Per 100,000 (last 7 days): 17.7
Greece was removed from Scotland's travel "green list" recently, while several islands, including Crete, have been removed from those of England and Wales. However, deaths remain low and the mainland is unlikely to be removed from the UK-wide list any time soon.
The FCDO website states: "You must complete an online Passenger Locator Form (PLF) at least 24 hours before your arrival in Greece. Failure to do so in advance may result in your carrier not allowing you to travel, a 500 Euro fine on arrival or the Greek authorities not allowing you to enter the country.
"Once you have completed the form, you will receive an email acknowledgement. In a separate email, you will also receive a QR code. This code is likely to be sent up to 24 hours before you travel, regardless of how early you fill in your form. When you receive your code, make sure you either print it, or can show it on your mobile phone."
Latest daily rise in cases: 647 (2 deaths)
Per 100,000 (last 7 days): 12.1
Germany has seen daily infections above 1,400 several times in the last few weeks. It has imposed tougher rules on mask wearing and will keep fans out of stadiums until at the least the end of the year to combat the rise.
However, its seven-day figure remains low at 12.1 per 100,000. It currently looks a solid bet for a quarantine-free holiday.
Latest daily rise in cases: 1,585 (13 deaths)
Per 100,000 (last 7 days): 16.3
While France and Spain have seen a big rise in new cases, Italy had seen fewer signs of a second spike. However, in the last couple of weeks its infection rate has doubled. Nevertheless, it is still lower than much of Europe, including the UK – so it looks unlikely to be added to the quarantine list.
Latest daily rise in cases: 1,771 (63 deaths)
Per 100,000 (last 7 days): 13.8
Daily cases have been steady over the last month, after some fears that the country was facing a second spike.
Its case rate is well below the UK’s, making it a decent option.
The safest options
The following countries have a case rate below 15, are not on the quarantine list, and are feasible holiday options for UK travellers:
- Turkey (13.8)
- Germany (12.1)
- Liechtenstein (10.6)
- Poland (9.5)
- Iceland (6.8)
- Cyprus (1.9)
- Barbados (1.4)
- Antigua (1)
- St Lucia (0.6)
Book with caution
The following countries have a case rate above 17, are not yet on the quarantine list, and are open to UK travellers:
- Greece (17.7)
- Slovakia (19.1)
- San Marino (20.7)
- Denmark (38.4)
What is the quarantine fine?
British holidaymakers could face a £1,000 penalty or even an unlimited fine if they fail to self-isolate for 14 days after arriving in the UK under new public health measures.
All arrivals to the country are required to complete an information form “to provide contact and travel information so they can be contacted if they, or someone they may have been in contact with, develops the disease.”

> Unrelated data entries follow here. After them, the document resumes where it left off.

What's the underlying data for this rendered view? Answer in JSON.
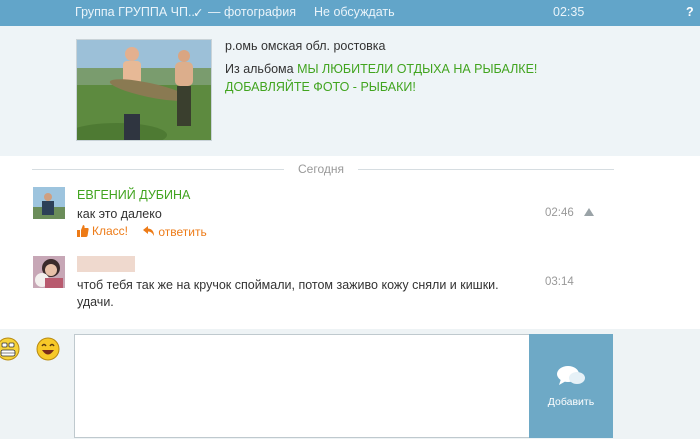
{
  "topbar": {
    "group_label": "Группа ГРУППА ЧП...",
    "check_mark": "✓",
    "photo_label": "— фотография",
    "discuss_label": "Не обсуждать",
    "time": "02:35",
    "help": "?"
  },
  "post": {
    "user": "р.омь омская обл. ростовка",
    "album_prefix": "Из альбома",
    "album_name_line1": "МЫ ЛЮБИТЕЛИ ОТДЫХА НА РЫБАЛКЕ!",
    "album_name_line2": "ДОБАВЛЯЙТЕ ФОТО - РЫБАКИ!"
  },
  "separator": {
    "label": "Сегодня"
  },
  "messages": [
    {
      "author": "ЕВГЕНИЙ ДУБИНА",
      "text": "как это далеко",
      "like_label": "Класс!",
      "reply_label": "ответить",
      "time": "02:46"
    },
    {
      "author": "",
      "text_line1": "чтоб тебя так же на кручок споймали, потом заживо кожу сняли и кишки.",
      "text_line2": "удачи.",
      "time": "03:14"
    }
  ],
  "composer": {
    "send_label": "Добавить",
    "value": "",
    "smileys": [
      "grin-emoji-icon",
      "laughing-emoji-icon"
    ]
  },
  "colors": {
    "topbar": "#62a5c9",
    "green_link": "#41a41f",
    "orange_action": "#ed7b17",
    "send_button": "#6ea9c6"
  }
}
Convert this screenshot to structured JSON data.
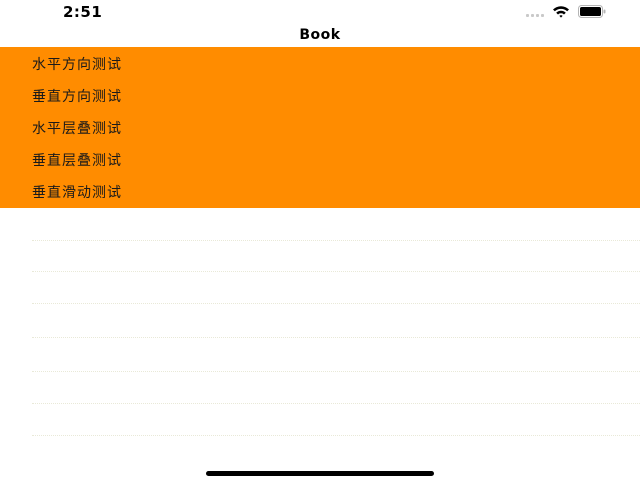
{
  "status_bar": {
    "time": "2:51"
  },
  "nav": {
    "title": "Book"
  },
  "menu": {
    "items": [
      {
        "label": "水平方向测试"
      },
      {
        "label": "垂直方向测试"
      },
      {
        "label": "水平层叠测试"
      },
      {
        "label": "垂直层叠测试"
      },
      {
        "label": "垂直滑动测试"
      }
    ]
  },
  "icons": {
    "signal": "cellular-signal-icon",
    "wifi": "wifi-icon",
    "battery": "battery-icon"
  },
  "colors": {
    "accent": "#ff8c00",
    "background": "#ffffff",
    "text": "#1a1a1a"
  }
}
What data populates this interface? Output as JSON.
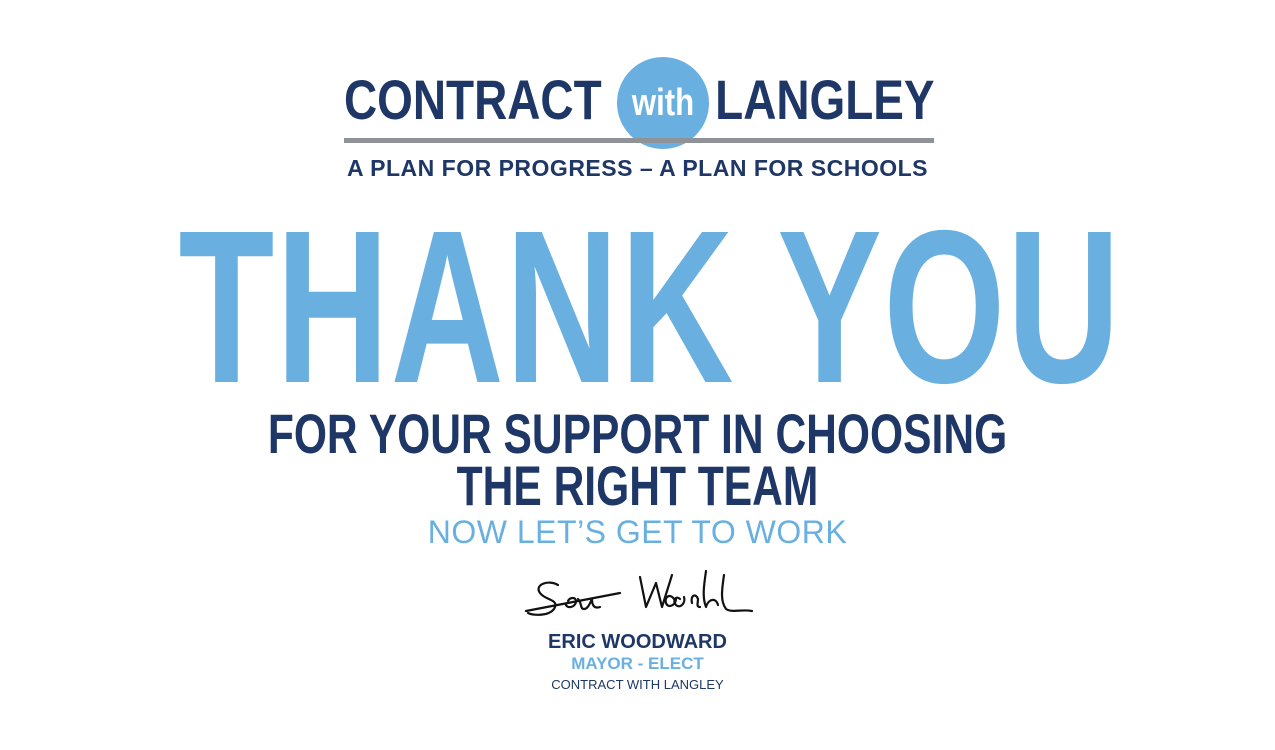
{
  "logo": {
    "left_text": "CONTRACT",
    "circle_text": "with",
    "right_text": "LANGLEY"
  },
  "tagline": "A PLAN FOR PROGRESS – A PLAN FOR SCHOOLS",
  "headline": "THANK YOU",
  "support": {
    "line1": "FOR YOUR SUPPORT IN CHOOSING",
    "line2": "THE RIGHT TEAM"
  },
  "subline": "NOW LET’S GET TO WORK",
  "signoff": {
    "name": "ERIC WOODWARD",
    "role": "MAYOR - ELECT",
    "org": "CONTRACT WITH LANGLEY"
  },
  "colors": {
    "navy": "#1e3766",
    "light_blue": "#69b0e1",
    "rule_gray": "#8f9296"
  }
}
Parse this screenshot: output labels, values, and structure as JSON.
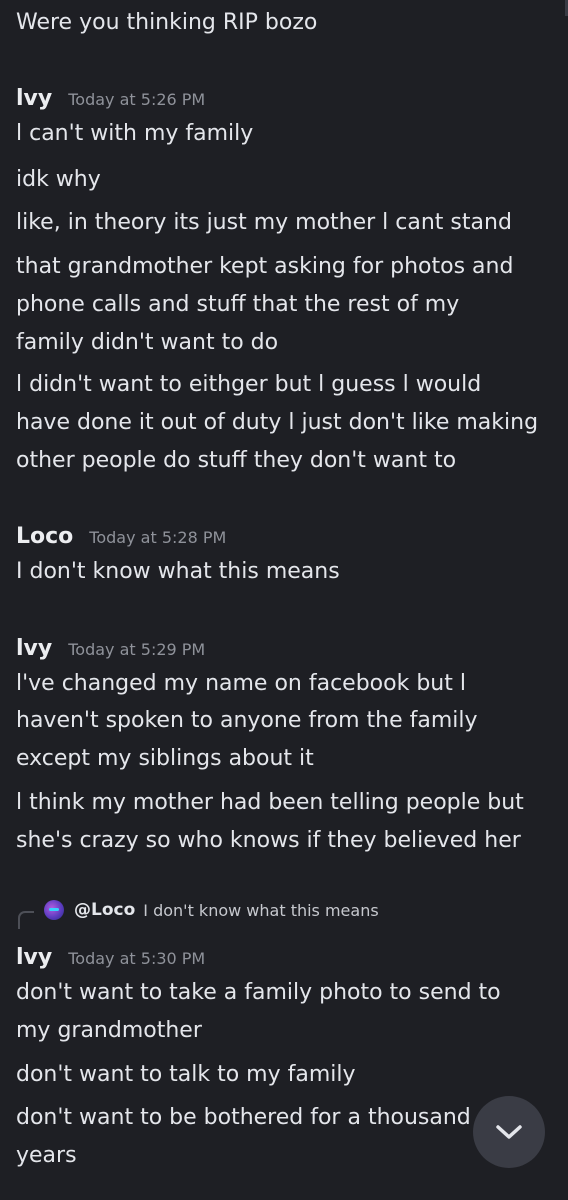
{
  "messages": [
    {
      "lines": [
        "Were you thinking RIP bozo"
      ]
    },
    {
      "author": "lvy",
      "timestamp": "Today at 5:26 PM",
      "lines": [
        "l can't with my family",
        "idk why",
        "like, in theory its just my mother l cant stand",
        "that grandmother kept asking for photos and",
        "phone calls and stuff that the rest of my",
        "family didn't want to do",
        "l didn't want to eithger but l guess l would",
        "have done it out of duty l just don't like making",
        "other people do stuff they don't want to"
      ]
    },
    {
      "author": "Loco",
      "timestamp": "Today at 5:28 PM",
      "lines": [
        "I don't know what this means"
      ]
    },
    {
      "author": "lvy",
      "timestamp": "Today at 5:29 PM",
      "lines": [
        "l've changed my name on facebook but l",
        "haven't spoken to anyone from the family",
        "except my siblings about it",
        "l think my mother had been telling people but",
        "she's crazy so who knows if they believed her"
      ]
    },
    {
      "reply": {
        "author": "@Loco",
        "text": "I don't know what this means"
      },
      "author": "lvy",
      "timestamp": "Today at 5:30 PM",
      "lines": [
        "don't want to take a family photo to send to",
        "my grandmother",
        "don't want to talk to my family",
        "don't want to be bothered for a thousand",
        "years"
      ]
    }
  ],
  "scroll_button": {
    "icon": "chevron-down-icon"
  },
  "colors": {
    "background": "#1e1f24",
    "text": "#e4e6eb",
    "timestamp": "#8f929a",
    "scroll_button": "#3a3c45"
  }
}
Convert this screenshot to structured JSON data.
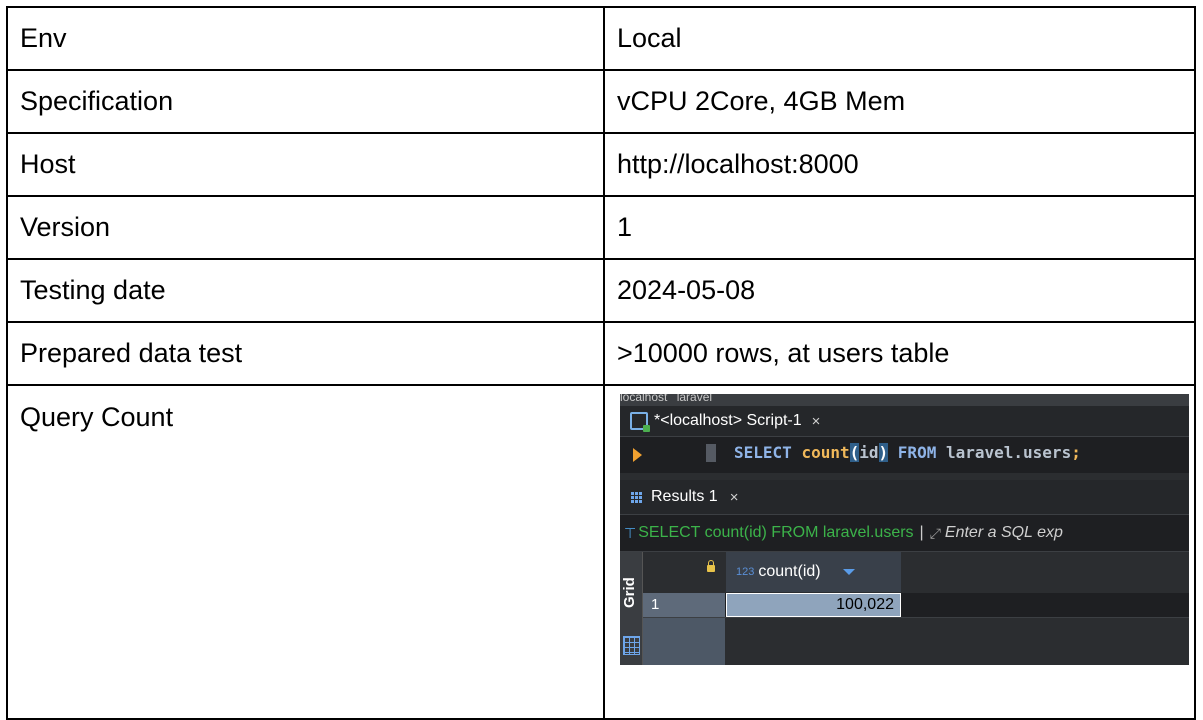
{
  "rows": [
    {
      "key": "Env",
      "value": "Local"
    },
    {
      "key": "Specification",
      "value": "vCPU 2Core, 4GB Mem"
    },
    {
      "key": "Host",
      "value": "http://localhost:8000"
    },
    {
      "key": "Version",
      "value": "1"
    },
    {
      "key": "Testing date",
      "value": "2024-05-08"
    },
    {
      "key": "Prepared data test",
      "value": ">10000 rows, at users table"
    }
  ],
  "query_count": {
    "key": "Query Count",
    "screenshot": {
      "toolbar": {
        "connection": "localhost",
        "database": "laravel"
      },
      "editor_tab": {
        "label": "*<localhost> Script-1",
        "close": "×"
      },
      "sql": {
        "select": "SELECT",
        "fn": "count",
        "open": "(",
        "arg": "id",
        "close": ")",
        "from": "FROM",
        "target": "laravel.users",
        "semi": ";"
      },
      "results_tab": {
        "label": "Results 1",
        "close": "×"
      },
      "filter": {
        "icon": "⊤",
        "sql": "SELECT count(id) FROM laravel.users",
        "placeholder": "Enter a SQL exp"
      },
      "grid": {
        "side_label": "Grid",
        "column_type": "123",
        "column_name": "count(id)",
        "row_number": "1",
        "value": "100,022"
      }
    }
  }
}
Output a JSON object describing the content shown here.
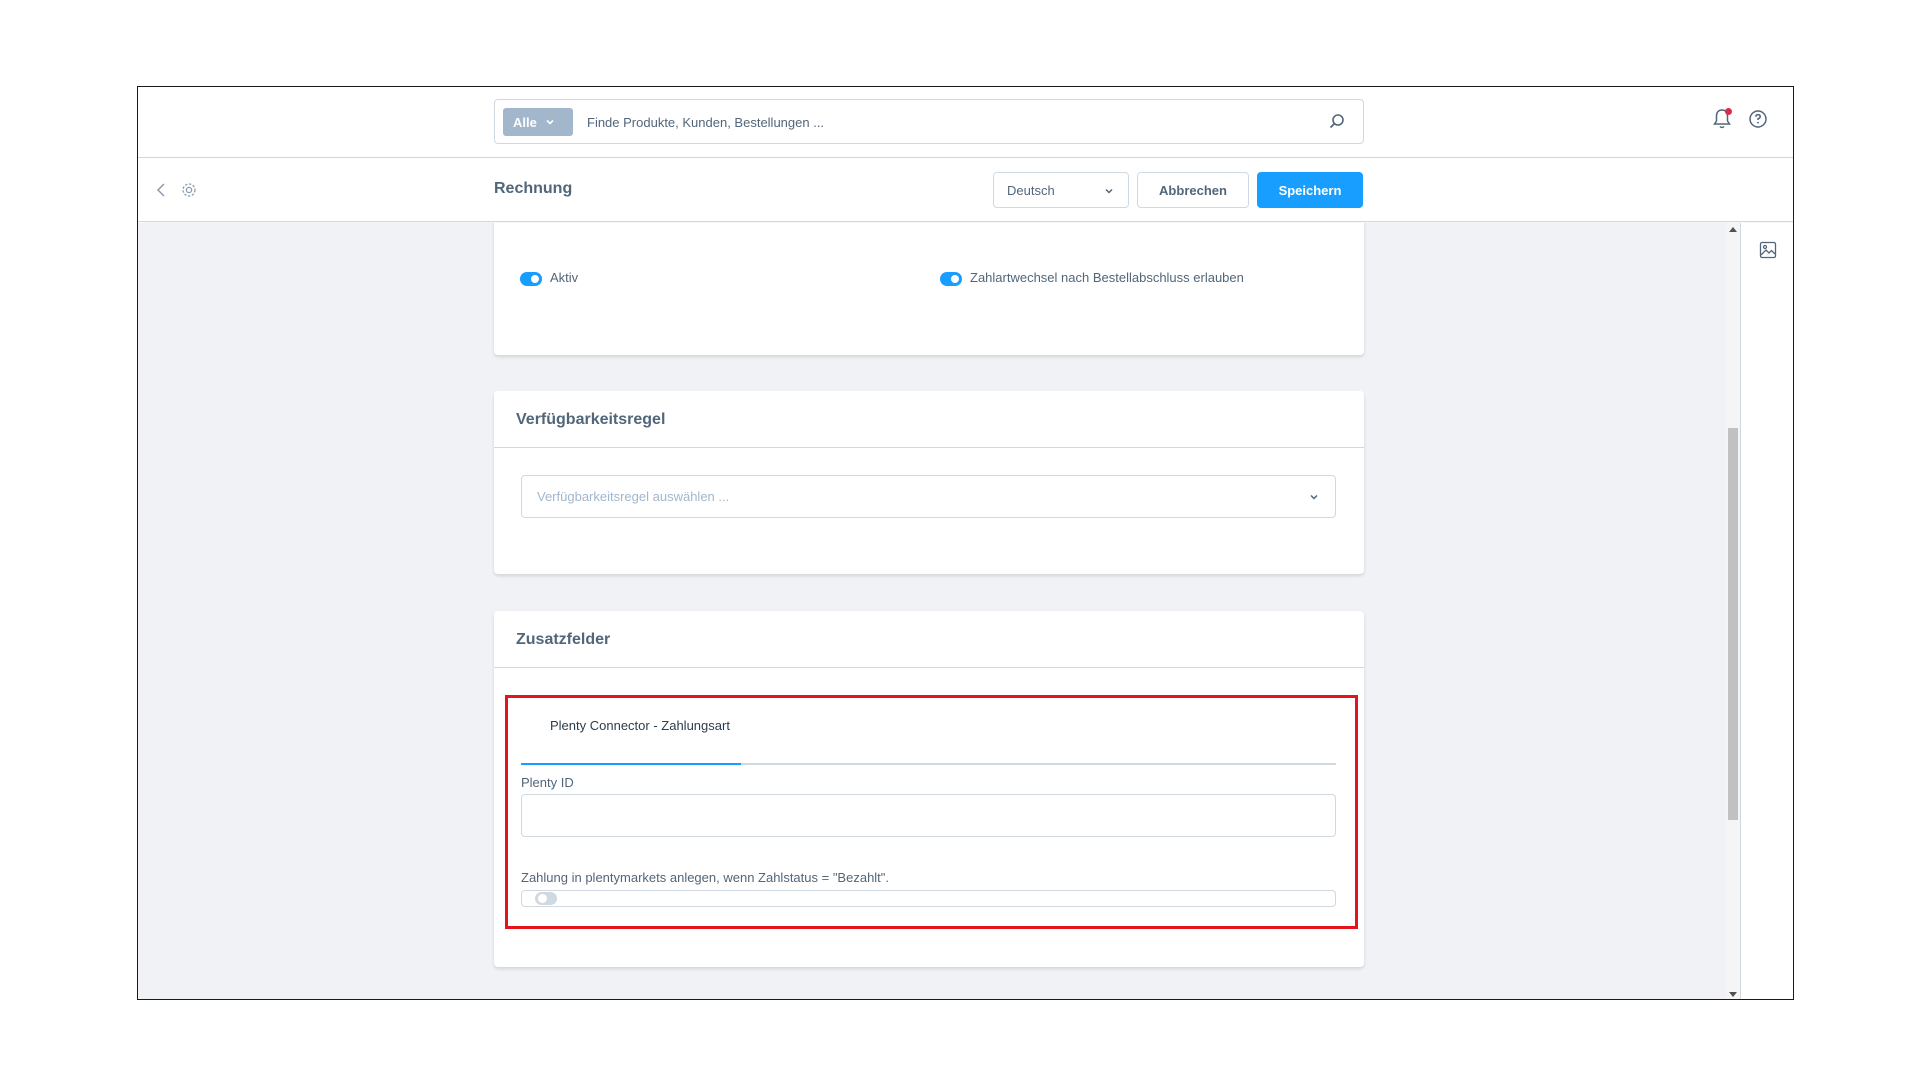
{
  "search": {
    "scope_label": "Alle",
    "placeholder": "Finde Produkte, Kunden, Bestellungen ..."
  },
  "header": {
    "title": "Rechnung",
    "language": "Deutsch",
    "cancel_label": "Abbrechen",
    "save_label": "Speichern"
  },
  "general_card": {
    "active_label": "Aktiv",
    "active_on": true,
    "allow_change_label": "Zahlartwechsel nach Bestellabschluss erlauben",
    "allow_change_on": true
  },
  "availability_card": {
    "title": "Verfügbarkeitsregel",
    "select_placeholder": "Verfügbarkeitsregel auswählen ..."
  },
  "extra_fields_card": {
    "title": "Zusatzfelder",
    "tab_label": "Plenty Connector - Zahlungsart",
    "plenty_id_label": "Plenty ID",
    "plenty_id_value": "",
    "payment_toggle_label": "Zahlung in plentymarkets anlegen, wenn Zahlstatus = \"Bezahlt\".",
    "payment_toggle_on": false
  },
  "colors": {
    "primary": "#189eff",
    "highlight_border": "#e3141e",
    "notification_dot": "#de294c"
  },
  "icons": [
    "search-icon",
    "bell-icon",
    "help-icon",
    "back-icon",
    "gear-icon",
    "chevron-down-icon",
    "media-icon"
  ]
}
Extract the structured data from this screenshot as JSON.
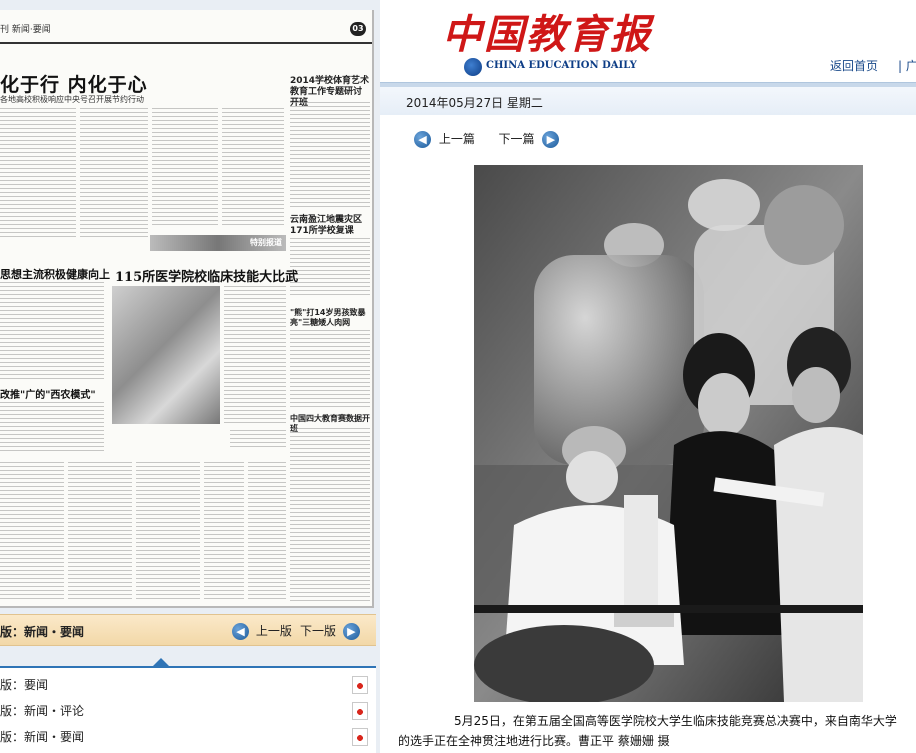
{
  "newspaper": {
    "header": "刊  新闻·要闻",
    "page_number": "03",
    "headline": "化于行  内化于心",
    "subheadline": "各地高校积极响应中央号召开展节约行动",
    "column_head_1": "思想主流积极健康向上",
    "column_head_2": "115所医学院校临床技能大比武",
    "column_head_3": "改推\"广的\"西农模式\"",
    "side_head_1": "2014学校体育艺术教育工作专题研讨开班",
    "side_head_2": "云南盈江地震灾区171所学校复课",
    "side_head_3": "\"熊\"打14岁男孩致暴亮\"三糖矮人肉网",
    "side_head_4": "中国四大教育赛数据开班",
    "banner_text": "特别报道"
  },
  "edition_nav": {
    "current_label": "版：新闻・要闻",
    "prev_label": "上一版",
    "next_label": "下一版",
    "editions": [
      {
        "label": "版：要闻"
      },
      {
        "label": "版：新闻・评论"
      },
      {
        "label": "版：新闻・要闻"
      }
    ]
  },
  "site": {
    "title": "中国教育报",
    "subtitle": "CHINA EDUCATION DAILY",
    "home_link": "返回首页",
    "ad_link": "广告",
    "separator": "|",
    "date": "2014年05月27日  星期二"
  },
  "article_nav": {
    "prev_label": "上一篇",
    "next_label": "下一篇"
  },
  "caption": "5月25日，在第五届全国高等医学院校大学生临床技能竞赛总决赛中，来自南华大学的选手正在全神贯注地进行比赛。曹正平  蔡姗姗  摄",
  "icons": {
    "prev": "arrow-left-icon",
    "next": "arrow-right-icon",
    "pdf": "pdf-icon"
  },
  "colors": {
    "masthead_red": "#cf1717",
    "link_blue": "#1a4a8a",
    "nav_gold": "#f2d8a8"
  }
}
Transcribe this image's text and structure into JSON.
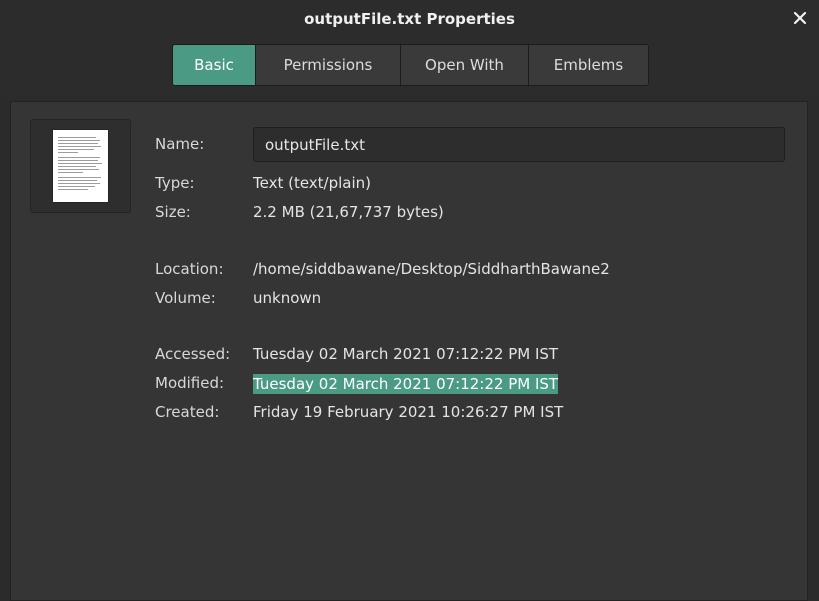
{
  "window": {
    "title": "outputFile.txt Properties"
  },
  "tabs": [
    {
      "label": "Basic",
      "active": true
    },
    {
      "label": "Permissions",
      "active": false
    },
    {
      "label": "Open With",
      "active": false
    },
    {
      "label": "Emblems",
      "active": false
    }
  ],
  "basic": {
    "name_label": "Name:",
    "name_value": "outputFile.txt",
    "type_label": "Type:",
    "type_value": "Text (text/plain)",
    "size_label": "Size:",
    "size_value": "2.2 MB (21,67,737 bytes)",
    "location_label": "Location:",
    "location_value": "/home/siddbawane/Desktop/SiddharthBawane2",
    "volume_label": "Volume:",
    "volume_value": "unknown",
    "accessed_label": "Accessed:",
    "accessed_value": "Tuesday 02 March 2021 07:12:22 PM IST",
    "modified_label": "Modified:",
    "modified_value": "Tuesday 02 March 2021 07:12:22 PM IST",
    "created_label": "Created:",
    "created_value": "Friday 19 February 2021 10:26:27 PM IST"
  },
  "icons": {
    "close": "close-icon",
    "file_thumbnail": "text-file-icon"
  },
  "colors": {
    "accent": "#4a9a84",
    "background": "#2b2b2b",
    "panel": "#353535"
  }
}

Failure to complete the form is punishable by a £100 fixed penalty notice.
Four weeks after coming into effect, the police had not issued a single fine for an individual failing to observe quarantine.
Data in this article is collated by the EDCD. See here for further information.